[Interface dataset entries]

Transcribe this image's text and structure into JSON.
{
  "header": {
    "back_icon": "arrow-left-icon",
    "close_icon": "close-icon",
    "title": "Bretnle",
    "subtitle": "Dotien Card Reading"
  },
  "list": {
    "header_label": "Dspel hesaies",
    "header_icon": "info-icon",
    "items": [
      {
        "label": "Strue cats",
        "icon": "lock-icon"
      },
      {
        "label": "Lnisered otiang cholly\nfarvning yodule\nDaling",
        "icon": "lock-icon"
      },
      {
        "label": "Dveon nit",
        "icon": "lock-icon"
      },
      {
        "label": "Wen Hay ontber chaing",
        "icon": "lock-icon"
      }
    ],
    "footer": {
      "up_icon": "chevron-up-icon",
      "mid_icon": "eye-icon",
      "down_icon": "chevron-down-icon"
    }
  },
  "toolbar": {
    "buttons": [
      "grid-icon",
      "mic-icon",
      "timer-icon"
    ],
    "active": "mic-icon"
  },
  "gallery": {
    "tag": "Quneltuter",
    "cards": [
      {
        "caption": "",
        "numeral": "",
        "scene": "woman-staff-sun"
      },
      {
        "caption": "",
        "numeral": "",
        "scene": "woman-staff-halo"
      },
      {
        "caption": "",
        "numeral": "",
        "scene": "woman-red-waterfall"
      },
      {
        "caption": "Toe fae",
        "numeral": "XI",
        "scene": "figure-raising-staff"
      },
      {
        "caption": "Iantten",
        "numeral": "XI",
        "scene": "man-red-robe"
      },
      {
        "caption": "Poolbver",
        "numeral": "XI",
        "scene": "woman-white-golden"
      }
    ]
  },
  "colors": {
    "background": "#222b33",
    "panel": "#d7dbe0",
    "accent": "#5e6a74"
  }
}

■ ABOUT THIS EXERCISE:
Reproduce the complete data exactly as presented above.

■ EXERCISE ANSWER:
Transcribe this image's text and structure into JSON.
{
  "header": {
    "back_icon": "arrow-left-icon",
    "close_icon": "close-icon",
    "title": "Bretnle",
    "subtitle": "Dotien Card Reading"
  },
  "list": {
    "header_label": "Dspel hesaies",
    "header_icon": "info-icon",
    "items": [
      {
        "label": "Strue cats",
        "icon": "lock-icon"
      },
      {
        "label": "Lnisered otiang cholly\nfarvning yodule\nDaling",
        "icon": "lock-icon"
      },
      {
        "label": "Dveon nit",
        "icon": "lock-icon"
      },
      {
        "label": "Wen Hay ontber chaing",
        "icon": "lock-icon"
      }
    ],
    "footer": {
      "up_icon": "chevron-up-icon",
      "mid_icon": "eye-icon",
      "down_icon": "chevron-down-icon"
    }
  },
  "toolbar": {
    "buttons": [
      "grid-icon",
      "mic-icon",
      "timer-icon"
    ],
    "active": "mic-icon"
  },
  "gallery": {
    "tag": "Quneltuter",
    "cards": [
      {
        "caption": "",
        "numeral": "",
        "scene": "woman-staff-sun"
      },
      {
        "caption": "",
        "numeral": "",
        "scene": "woman-staff-halo"
      },
      {
        "caption": "",
        "numeral": "",
        "scene": "woman-red-waterfall"
      },
      {
        "caption": "Toe fae",
        "numeral": "XI",
        "scene": "figure-raising-staff"
      },
      {
        "caption": "Iantten",
        "numeral": "XI",
        "scene": "man-red-robe"
      },
      {
        "caption": "Poolbver",
        "numeral": "XI",
        "scene": "woman-white-golden"
      }
    ]
  },
  "colors": {
    "background": "#222b33",
    "panel": "#d7dbe0",
    "accent": "#5e6a74"
  }
}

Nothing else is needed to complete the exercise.